*Problem details:* What is needed is an exact copy of the data below, pictures excluded.

*Dataset records:*
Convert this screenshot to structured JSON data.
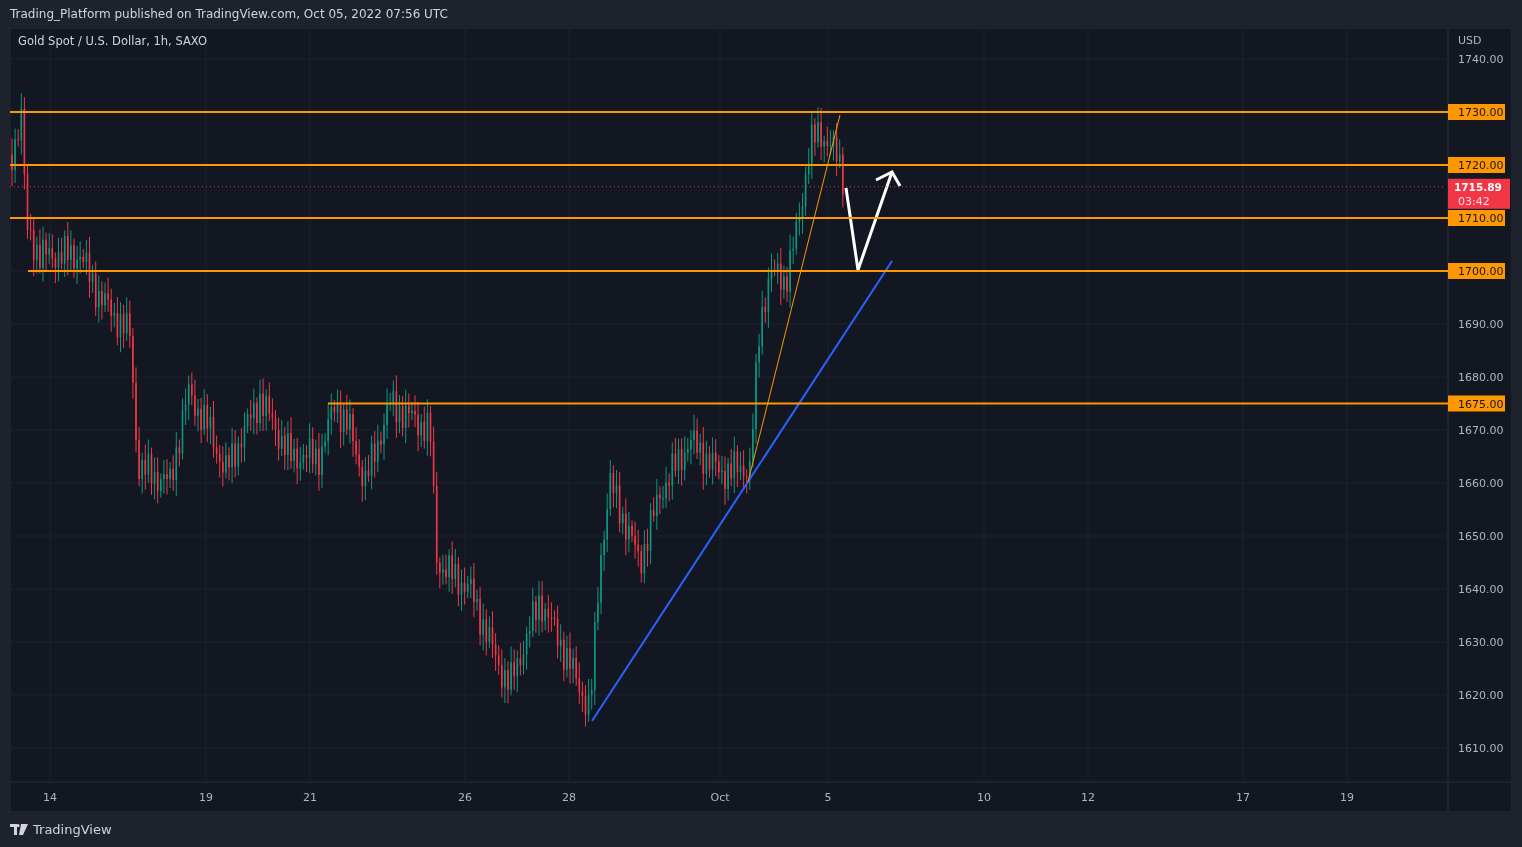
{
  "header": {
    "title": "Trading_Platform published on TradingView.com, Oct 05, 2022 07:56 UTC"
  },
  "chart": {
    "symbol": "Gold Spot / U.S. Dollar, 1h, SAXO",
    "currency": "USD",
    "price_ticks": [
      "1740.00",
      "1690.00",
      "1680.00",
      "1670.00",
      "1660.00",
      "1650.00",
      "1640.00",
      "1630.00",
      "1620.00",
      "1610.00"
    ],
    "levels": [
      {
        "label": "1730.00"
      },
      {
        "label": "1720.00"
      },
      {
        "label": "1710.00"
      },
      {
        "label": "1700.00"
      },
      {
        "label": "1675.00"
      }
    ],
    "last_price": {
      "price": "1715.89",
      "countdown": "03:42"
    },
    "date_ticks": [
      "14",
      "19",
      "21",
      "26",
      "28",
      "Oct",
      "5",
      "10",
      "12",
      "17",
      "19"
    ]
  },
  "footer": {
    "brand": "TradingView"
  }
}
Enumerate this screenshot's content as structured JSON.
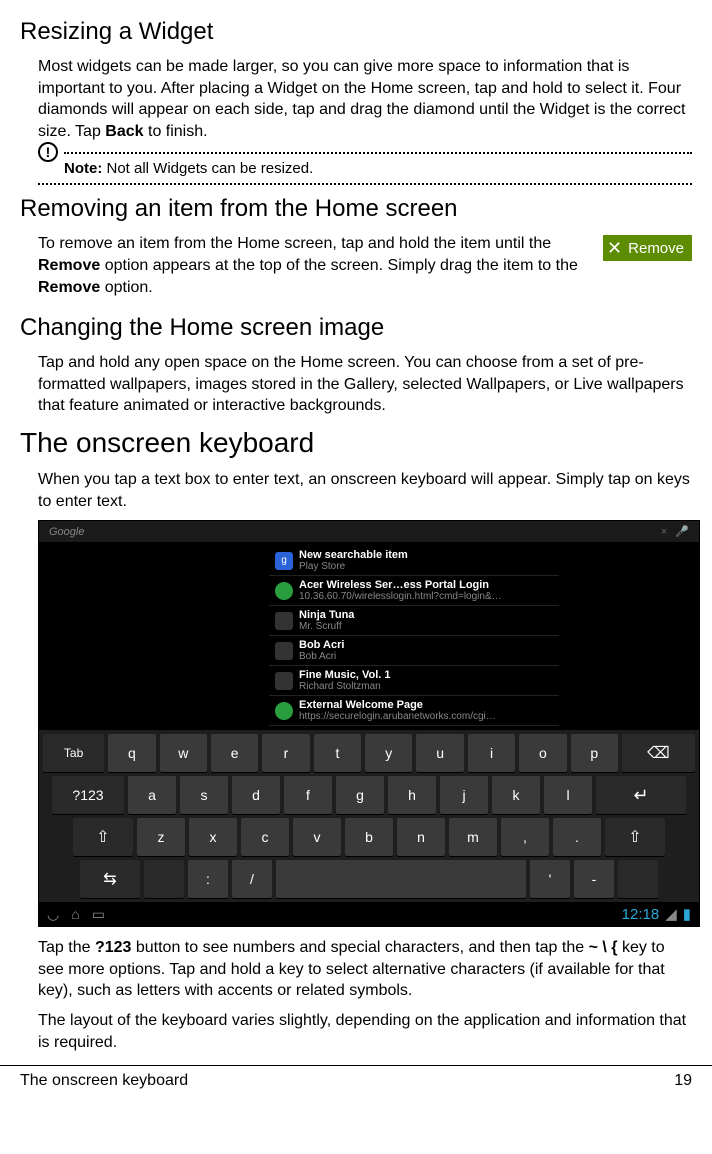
{
  "sections": {
    "resizing": {
      "title": "Resizing a Widget",
      "p1_a": "Most widgets can be made larger, so you can give more space to information that is important to you. After placing a Widget on the Home screen, tap and hold to select it. Four diamonds will appear on each side, tap and drag the diamond until the Widget is the correct size. Tap ",
      "p1_bold": "Back",
      "p1_b": " to finish.",
      "note_label": "Note:",
      "note_text": " Not all Widgets can be resized."
    },
    "removing": {
      "title": "Removing an item from the Home screen",
      "p1_a": "To remove an item from the Home screen, tap and hold the item until the ",
      "p1_b1": "Remove",
      "p1_mid": " option appears at the top of the screen. Simply drag the item to the ",
      "p1_b2": "Remove",
      "p1_end": " option.",
      "badge": "Remove"
    },
    "changing": {
      "title": "Changing the Home screen image",
      "p1": "Tap and hold any open space on the Home screen. You can choose from a set of pre-formatted wallpapers, images stored in the Gallery, selected Wallpapers, or Live wallpapers that feature animated or interactive backgrounds."
    },
    "keyboard": {
      "title": "The onscreen keyboard",
      "p1": "When you tap a text box to enter text, an onscreen keyboard will appear. Simply tap on keys to enter text.",
      "p2_a": "Tap the ",
      "p2_b1": "?123",
      "p2_mid": " button to see numbers and special characters, and then tap the ",
      "p2_b2": "~ \\ {",
      "p2_end": " key to see more options. Tap and hold a key to select alternative characters (if available for that key), such as letters with accents or related symbols.",
      "p3": "The layout of the keyboard varies slightly, depending on the application and information that is required."
    }
  },
  "screenshot": {
    "search_label": "Google",
    "results": [
      {
        "title": "New searchable item",
        "sub": "Play Store",
        "icon": "blue",
        "glyph": "g"
      },
      {
        "title": "Acer Wireless Ser…ess Portal Login",
        "sub": "10.36.60.70/wirelesslogin.html?cmd=login&…",
        "icon": "globe",
        "glyph": ""
      },
      {
        "title": "Ninja Tuna",
        "sub": "Mr. Scruff",
        "icon": "music",
        "glyph": ""
      },
      {
        "title": "Bob Acri",
        "sub": "Bob Acri",
        "icon": "music",
        "glyph": ""
      },
      {
        "title": "Fine Music, Vol. 1",
        "sub": "Richard Stoltzman",
        "icon": "music",
        "glyph": ""
      },
      {
        "title": "External Welcome Page",
        "sub": "https://securelogin.arubanetworks.com/cgi…",
        "icon": "globe",
        "glyph": ""
      }
    ],
    "keys": {
      "row1_tab": "Tab",
      "row1": [
        "q",
        "w",
        "e",
        "r",
        "t",
        "y",
        "u",
        "i",
        "o",
        "p"
      ],
      "row1_bksp": "⌫",
      "row2_mode": "?123",
      "row2": [
        "a",
        "s",
        "d",
        "f",
        "g",
        "h",
        "j",
        "k",
        "l"
      ],
      "row2_enter": "↵",
      "row3_shift": "⇧",
      "row3": [
        "z",
        "x",
        "c",
        "v",
        "b",
        "n",
        "m",
        ",",
        "."
      ],
      "row3_shiftR": "⇧",
      "row4_sym": "⇆",
      "row4_colon": ":",
      "row4_slash": "/",
      "row4_ap": "'",
      "row4_dash": "-"
    },
    "time": "12:18"
  },
  "footer": {
    "left": "The onscreen keyboard",
    "right": "19"
  }
}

*Answer to this task:*
Convert this screenshot to structured JSON data.
{
  "header": {
    "title": "Trading_Platform published on TradingView.com, Oct 05, 2022 07:56 UTC"
  },
  "chart": {
    "symbol": "Gold Spot / U.S. Dollar, 1h, SAXO",
    "currency": "USD",
    "price_ticks": [
      "1740.00",
      "1690.00",
      "1680.00",
      "1670.00",
      "1660.00",
      "1650.00",
      "1640.00",
      "1630.00",
      "1620.00",
      "1610.00"
    ],
    "levels": [
      {
        "label": "1730.00"
      },
      {
        "label": "1720.00"
      },
      {
        "label": "1710.00"
      },
      {
        "label": "1700.00"
      },
      {
        "label": "1675.00"
      }
    ],
    "last_price": {
      "price": "1715.89",
      "countdown": "03:42"
    },
    "date_ticks": [
      "14",
      "19",
      "21",
      "26",
      "28",
      "Oct",
      "5",
      "10",
      "12",
      "17",
      "19"
    ]
  },
  "footer": {
    "brand": "TradingView"
  }
}
Enumerate this screenshot's content as structured JSON.
{
  "sections": {
    "resizing": {
      "title": "Resizing a Widget",
      "p1_a": "Most widgets can be made larger, so you can give more space to information that is important to you. After placing a Widget on the Home screen, tap and hold to select it. Four diamonds will appear on each side, tap and drag the diamond until the Widget is the correct size. Tap ",
      "p1_bold": "Back",
      "p1_b": " to finish.",
      "note_label": "Note:",
      "note_text": " Not all Widgets can be resized."
    },
    "removing": {
      "title": "Removing an item from the Home screen",
      "p1_a": "To remove an item from the Home screen, tap and hold the item until the ",
      "p1_b1": "Remove",
      "p1_mid": " option appears at the top of the screen. Simply drag the item to the ",
      "p1_b2": "Remove",
      "p1_end": " option.",
      "badge": "Remove"
    },
    "changing": {
      "title": "Changing the Home screen image",
      "p1": "Tap and hold any open space on the Home screen. You can choose from a set of pre-formatted wallpapers, images stored in the Gallery, selected Wallpapers, or Live wallpapers that feature animated or interactive backgrounds."
    },
    "keyboard": {
      "title": "The onscreen keyboard",
      "p1": "When you tap a text box to enter text, an onscreen keyboard will appear. Simply tap on keys to enter text.",
      "p2_a": "Tap the ",
      "p2_b1": "?123",
      "p2_mid": " button to see numbers and special characters, and then tap the ",
      "p2_b2": "~ \\ {",
      "p2_end": " key to see more options. Tap and hold a key to select alternative characters (if available for that key), such as letters with accents or related symbols.",
      "p3": "The layout of the keyboard varies slightly, depending on the application and information that is required."
    }
  },
  "screenshot": {
    "search_label": "Google",
    "results": [
      {
        "title": "New searchable item",
        "sub": "Play Store",
        "icon": "blue",
        "glyph": "g"
      },
      {
        "title": "Acer Wireless Ser…ess Portal Login",
        "sub": "10.36.60.70/wirelesslogin.html?cmd=login&…",
        "icon": "globe",
        "glyph": ""
      },
      {
        "title": "Ninja Tuna",
        "sub": "Mr. Scruff",
        "icon": "music",
        "glyph": ""
      },
      {
        "title": "Bob Acri",
        "sub": "Bob Acri",
        "icon": "music",
        "glyph": ""
      },
      {
        "title": "Fine Music, Vol. 1",
        "sub": "Richard Stoltzman",
        "icon": "music",
        "glyph": ""
      },
      {
        "title": "External Welcome Page",
        "sub": "https://securelogin.arubanetworks.com/cgi…",
        "icon": "globe",
        "glyph": ""
      }
    ],
    "keys": {
      "row1_tab": "Tab",
      "row1": [
        "q",
        "w",
        "e",
        "r",
        "t",
        "y",
        "u",
        "i",
        "o",
        "p"
      ],
      "row1_bksp": "⌫",
      "row2_mode": "?123",
      "row2": [
        "a",
        "s",
        "d",
        "f",
        "g",
        "h",
        "j",
        "k",
        "l"
      ],
      "row2_enter": "↵",
      "row3_shift": "⇧",
      "row3": [
        "z",
        "x",
        "c",
        "v",
        "b",
        "n",
        "m",
        ",",
        "."
      ],
      "row3_shiftR": "⇧",
      "row4_sym": "⇆",
      "row4_colon": ":",
      "row4_slash": "/",
      "row4_ap": "'",
      "row4_dash": "-"
    },
    "time": "12:18"
  },
  "footer": {
    "left": "The onscreen keyboard",
    "right": "19"
  }
}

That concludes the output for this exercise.